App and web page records
━━━

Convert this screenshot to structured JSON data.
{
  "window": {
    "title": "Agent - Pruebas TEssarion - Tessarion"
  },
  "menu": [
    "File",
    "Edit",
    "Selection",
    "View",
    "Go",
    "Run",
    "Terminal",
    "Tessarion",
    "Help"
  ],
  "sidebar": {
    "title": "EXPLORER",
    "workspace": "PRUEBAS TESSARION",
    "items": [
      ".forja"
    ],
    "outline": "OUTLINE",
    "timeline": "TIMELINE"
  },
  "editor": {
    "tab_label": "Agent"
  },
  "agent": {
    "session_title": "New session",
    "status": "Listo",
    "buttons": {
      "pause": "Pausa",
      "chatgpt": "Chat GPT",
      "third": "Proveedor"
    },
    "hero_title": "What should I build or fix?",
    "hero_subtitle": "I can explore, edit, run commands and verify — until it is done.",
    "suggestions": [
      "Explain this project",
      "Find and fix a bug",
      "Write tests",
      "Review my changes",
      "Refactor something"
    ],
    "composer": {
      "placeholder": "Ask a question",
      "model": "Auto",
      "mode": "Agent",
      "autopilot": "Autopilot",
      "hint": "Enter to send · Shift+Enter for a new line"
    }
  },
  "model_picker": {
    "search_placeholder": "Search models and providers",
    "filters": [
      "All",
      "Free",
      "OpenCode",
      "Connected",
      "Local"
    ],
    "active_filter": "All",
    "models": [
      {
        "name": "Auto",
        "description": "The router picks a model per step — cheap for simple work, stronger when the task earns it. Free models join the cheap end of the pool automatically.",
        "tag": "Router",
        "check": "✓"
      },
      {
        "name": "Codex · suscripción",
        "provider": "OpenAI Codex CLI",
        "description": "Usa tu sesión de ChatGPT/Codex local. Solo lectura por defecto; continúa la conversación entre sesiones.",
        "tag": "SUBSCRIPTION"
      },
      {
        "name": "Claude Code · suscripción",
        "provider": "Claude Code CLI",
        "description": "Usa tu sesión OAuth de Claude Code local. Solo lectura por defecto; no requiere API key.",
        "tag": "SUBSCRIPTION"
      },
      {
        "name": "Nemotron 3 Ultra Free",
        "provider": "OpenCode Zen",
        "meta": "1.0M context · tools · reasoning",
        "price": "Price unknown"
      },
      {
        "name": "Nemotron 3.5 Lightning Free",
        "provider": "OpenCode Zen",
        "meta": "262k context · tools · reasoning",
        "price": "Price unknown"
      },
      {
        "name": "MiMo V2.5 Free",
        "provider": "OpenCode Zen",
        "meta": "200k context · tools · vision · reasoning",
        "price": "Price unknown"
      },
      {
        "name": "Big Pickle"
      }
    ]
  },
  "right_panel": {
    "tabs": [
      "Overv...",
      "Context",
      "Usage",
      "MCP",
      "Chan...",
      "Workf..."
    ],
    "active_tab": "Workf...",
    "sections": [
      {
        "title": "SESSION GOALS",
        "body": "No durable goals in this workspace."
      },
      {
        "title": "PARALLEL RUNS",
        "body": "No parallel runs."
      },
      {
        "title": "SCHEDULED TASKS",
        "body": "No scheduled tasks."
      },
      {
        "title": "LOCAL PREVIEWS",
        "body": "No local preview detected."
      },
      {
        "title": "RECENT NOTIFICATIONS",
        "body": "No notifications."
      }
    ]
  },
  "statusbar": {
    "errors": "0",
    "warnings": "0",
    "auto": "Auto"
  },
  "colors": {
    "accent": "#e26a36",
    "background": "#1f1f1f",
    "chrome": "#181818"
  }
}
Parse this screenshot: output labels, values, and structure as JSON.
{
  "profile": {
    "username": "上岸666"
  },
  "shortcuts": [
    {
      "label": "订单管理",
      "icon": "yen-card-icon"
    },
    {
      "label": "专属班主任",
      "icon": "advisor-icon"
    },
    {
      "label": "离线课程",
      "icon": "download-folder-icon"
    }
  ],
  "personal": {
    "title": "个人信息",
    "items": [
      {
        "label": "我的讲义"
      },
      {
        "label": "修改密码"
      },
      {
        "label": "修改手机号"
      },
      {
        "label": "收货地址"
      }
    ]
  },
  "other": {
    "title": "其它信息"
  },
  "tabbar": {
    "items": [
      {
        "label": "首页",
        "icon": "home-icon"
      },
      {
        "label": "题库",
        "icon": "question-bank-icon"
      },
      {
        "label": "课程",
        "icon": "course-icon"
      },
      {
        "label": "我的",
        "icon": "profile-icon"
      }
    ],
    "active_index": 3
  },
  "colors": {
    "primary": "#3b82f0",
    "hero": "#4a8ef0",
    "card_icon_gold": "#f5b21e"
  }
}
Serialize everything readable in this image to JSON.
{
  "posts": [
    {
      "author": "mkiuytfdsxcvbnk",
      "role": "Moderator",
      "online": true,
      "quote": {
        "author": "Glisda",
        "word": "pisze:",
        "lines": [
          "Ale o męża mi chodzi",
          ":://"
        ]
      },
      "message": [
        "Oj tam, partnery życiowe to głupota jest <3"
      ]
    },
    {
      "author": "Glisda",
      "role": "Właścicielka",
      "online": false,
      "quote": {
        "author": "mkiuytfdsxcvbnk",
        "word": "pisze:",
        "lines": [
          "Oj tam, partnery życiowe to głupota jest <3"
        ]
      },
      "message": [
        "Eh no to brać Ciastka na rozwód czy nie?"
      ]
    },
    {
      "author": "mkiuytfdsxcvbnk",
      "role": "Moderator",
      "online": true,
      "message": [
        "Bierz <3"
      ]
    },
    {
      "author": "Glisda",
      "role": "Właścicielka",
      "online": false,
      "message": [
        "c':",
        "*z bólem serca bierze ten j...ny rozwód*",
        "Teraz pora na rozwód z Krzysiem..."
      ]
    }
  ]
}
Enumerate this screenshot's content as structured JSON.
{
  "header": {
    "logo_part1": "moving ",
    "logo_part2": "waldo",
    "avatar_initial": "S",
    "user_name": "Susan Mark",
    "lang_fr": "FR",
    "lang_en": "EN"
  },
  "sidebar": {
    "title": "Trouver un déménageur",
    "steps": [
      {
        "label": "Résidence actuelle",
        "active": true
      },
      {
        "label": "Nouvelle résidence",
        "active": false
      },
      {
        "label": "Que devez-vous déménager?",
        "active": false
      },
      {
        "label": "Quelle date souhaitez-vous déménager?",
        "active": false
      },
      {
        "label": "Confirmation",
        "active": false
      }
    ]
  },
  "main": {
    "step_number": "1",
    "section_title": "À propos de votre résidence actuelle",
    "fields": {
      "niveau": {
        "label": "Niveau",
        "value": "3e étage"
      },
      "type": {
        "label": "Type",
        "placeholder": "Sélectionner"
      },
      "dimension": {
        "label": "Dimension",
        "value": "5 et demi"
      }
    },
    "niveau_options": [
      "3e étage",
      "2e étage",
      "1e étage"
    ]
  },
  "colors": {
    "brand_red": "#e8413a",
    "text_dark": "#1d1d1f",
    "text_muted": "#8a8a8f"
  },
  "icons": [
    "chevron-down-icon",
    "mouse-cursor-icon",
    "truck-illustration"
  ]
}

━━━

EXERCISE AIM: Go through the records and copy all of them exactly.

SOLUTION FOR THIS TASK:
Convert this screenshot to structured JSON data.
{
  "window": {
    "title": "Agent - Pruebas TEssarion - Tessarion"
  },
  "menu": [
    "File",
    "Edit",
    "Selection",
    "View",
    "Go",
    "Run",
    "Terminal",
    "Tessarion",
    "Help"
  ],
  "sidebar": {
    "title": "EXPLORER",
    "workspace": "PRUEBAS TESSARION",
    "items": [
      ".forja"
    ],
    "outline": "OUTLINE",
    "timeline": "TIMELINE"
  },
  "editor": {
    "tab_label": "Agent"
  },
  "agent": {
    "session_title": "New session",
    "status": "Listo",
    "buttons": {
      "pause": "Pausa",
      "chatgpt": "Chat GPT",
      "third": "Proveedor"
    },
    "hero_title": "What should I build or fix?",
    "hero_subtitle": "I can explore, edit, run commands and verify — until it is done.",
    "suggestions": [
      "Explain this project",
      "Find and fix a bug",
      "Write tests",
      "Review my changes",
      "Refactor something"
    ],
    "composer": {
      "placeholder": "Ask a question",
      "model": "Auto",
      "mode": "Agent",
      "autopilot": "Autopilot",
      "hint": "Enter to send · Shift+Enter for a new line"
    }
  },
  "model_picker": {
    "search_placeholder": "Search models and providers",
    "filters": [
      "All",
      "Free",
      "OpenCode",
      "Connected",
      "Local"
    ],
    "active_filter": "All",
    "models": [
      {
        "name": "Auto",
        "description": "The router picks a model per step — cheap for simple work, stronger when the task earns it. Free models join the cheap end of the pool automatically.",
        "tag": "Router",
        "check": "✓"
      },
      {
        "name": "Codex · suscripción",
        "provider": "OpenAI Codex CLI",
        "description": "Usa tu sesión de ChatGPT/Codex local. Solo lectura por defecto; continúa la conversación entre sesiones.",
        "tag": "SUBSCRIPTION"
      },
      {
        "name": "Claude Code · suscripción",
        "provider": "Claude Code CLI",
        "description": "Usa tu sesión OAuth de Claude Code local. Solo lectura por defecto; no requiere API key.",
        "tag": "SUBSCRIPTION"
      },
      {
        "name": "Nemotron 3 Ultra Free",
        "provider": "OpenCode Zen",
        "meta": "1.0M context · tools · reasoning",
        "price": "Price unknown"
      },
      {
        "name": "Nemotron 3.5 Lightning Free",
        "provider": "OpenCode Zen",
        "meta": "262k context · tools · reasoning",
        "price": "Price unknown"
      },
      {
        "name": "MiMo V2.5 Free",
        "provider": "OpenCode Zen",
        "meta": "200k context · tools · vision · reasoning",
        "price": "Price unknown"
      },
      {
        "name": "Big Pickle"
      }
    ]
  },
  "right_panel": {
    "tabs": [
      "Overv...",
      "Context",
      "Usage",
      "MCP",
      "Chan...",
      "Workf..."
    ],
    "active_tab": "Workf...",
    "sections": [
      {
        "title": "SESSION GOALS",
        "body": "No durable goals in this workspace."
      },
      {
        "title": "PARALLEL RUNS",
        "body": "No parallel runs."
      },
      {
        "title": "SCHEDULED TASKS",
        "body": "No scheduled tasks."
      },
      {
        "title": "LOCAL PREVIEWS",
        "body": "No local preview detected."
      },
      {
        "title": "RECENT NOTIFICATIONS",
        "body": "No notifications."
      }
    ]
  },
  "statusbar": {
    "errors": "0",
    "warnings": "0",
    "auto": "Auto"
  },
  "colors": {
    "accent": "#e26a36",
    "background": "#1f1f1f",
    "chrome": "#181818"
  }
}
Parse this screenshot: output labels, values, and structure as JSON.
{
  "profile": {
    "username": "上岸666"
  },
  "shortcuts": [
    {
      "label": "订单管理",
      "icon": "yen-card-icon"
    },
    {
      "label": "专属班主任",
      "icon": "advisor-icon"
    },
    {
      "label": "离线课程",
      "icon": "download-folder-icon"
    }
  ],
  "personal": {
    "title": "个人信息",
    "items": [
      {
        "label": "我的讲义"
      },
      {
        "label": "修改密码"
      },
      {
        "label": "修改手机号"
      },
      {
        "label": "收货地址"
      }
    ]
  },
  "other": {
    "title": "其它信息"
  },
  "tabbar": {
    "items": [
      {
        "label": "首页",
        "icon": "home-icon"
      },
      {
        "label": "题库",
        "icon": "question-bank-icon"
      },
      {
        "label": "课程",
        "icon": "course-icon"
      },
      {
        "label": "我的",
        "icon": "profile-icon"
      }
    ],
    "active_index": 3
  },
  "colors": {
    "primary": "#3b82f0",
    "hero": "#4a8ef0",
    "card_icon_gold": "#f5b21e"
  }
}
Serialize everything readable in this image to JSON.
{
  "posts": [
    {
      "author": "mkiuytfdsxcvbnk",
      "role": "Moderator",
      "online": true,
      "quote": {
        "author": "Glisda",
        "word": "pisze:",
        "lines": [
          "Ale o męża mi chodzi",
          ":://"
        ]
      },
      "message": [
        "Oj tam, partnery życiowe to głupota jest <3"
      ]
    },
    {
      "author": "Glisda",
      "role": "Właścicielka",
      "online": false,
      "quote": {
        "author": "mkiuytfdsxcvbnk",
        "word": "pisze:",
        "lines": [
          "Oj tam, partnery życiowe to głupota jest <3"
        ]
      },
      "message": [
        "Eh no to brać Ciastka na rozwód czy nie?"
      ]
    },
    {
      "author": "mkiuytfdsxcvbnk",
      "role": "Moderator",
      "online": true,
      "message": [
        "Bierz <3"
      ]
    },
    {
      "author": "Glisda",
      "role": "Właścicielka",
      "online": false,
      "message": [
        "c':",
        "*z bólem serca bierze ten j...ny rozwód*",
        "Teraz pora na rozwód z Krzysiem..."
      ]
    }
  ]
}
Enumerate this screenshot's content as structured JSON.
{
  "header": {
    "logo_part1": "moving ",
    "logo_part2": "waldo",
    "avatar_initial": "S",
    "user_name": "Susan Mark",
    "lang_fr": "FR",
    "lang_en": "EN"
  },
  "sidebar": {
    "title": "Trouver un déménageur",
    "steps": [
      {
        "label": "Résidence actuelle",
        "active": true
      },
      {
        "label": "Nouvelle résidence",
        "active": false
      },
      {
        "label": "Que devez-vous déménager?",
        "active": false
      },
      {
        "label": "Quelle date souhaitez-vous déménager?",
        "active": false
      },
      {
        "label": "Confirmation",
        "active": false
      }
    ]
  },
  "main": {
    "step_number": "1",
    "section_title": "À propos de votre résidence actuelle",
    "fields": {
      "niveau": {
        "label": "Niveau",
        "value": "3e étage"
      },
      "type": {
        "label": "Type",
        "placeholder": "Sélectionner"
      },
      "dimension": {
        "label": "Dimension",
        "value": "5 et demi"
      }
    },
    "niveau_options": [
      "3e étage",
      "2e étage",
      "1e étage"
    ]
  },
  "colors": {
    "brand_red": "#e8413a",
    "text_dark": "#1d1d1f",
    "text_muted": "#8a8a8f"
  },
  "icons": [
    "chevron-down-icon",
    "mouse-cursor-icon",
    "truck-illustration"
  ]
}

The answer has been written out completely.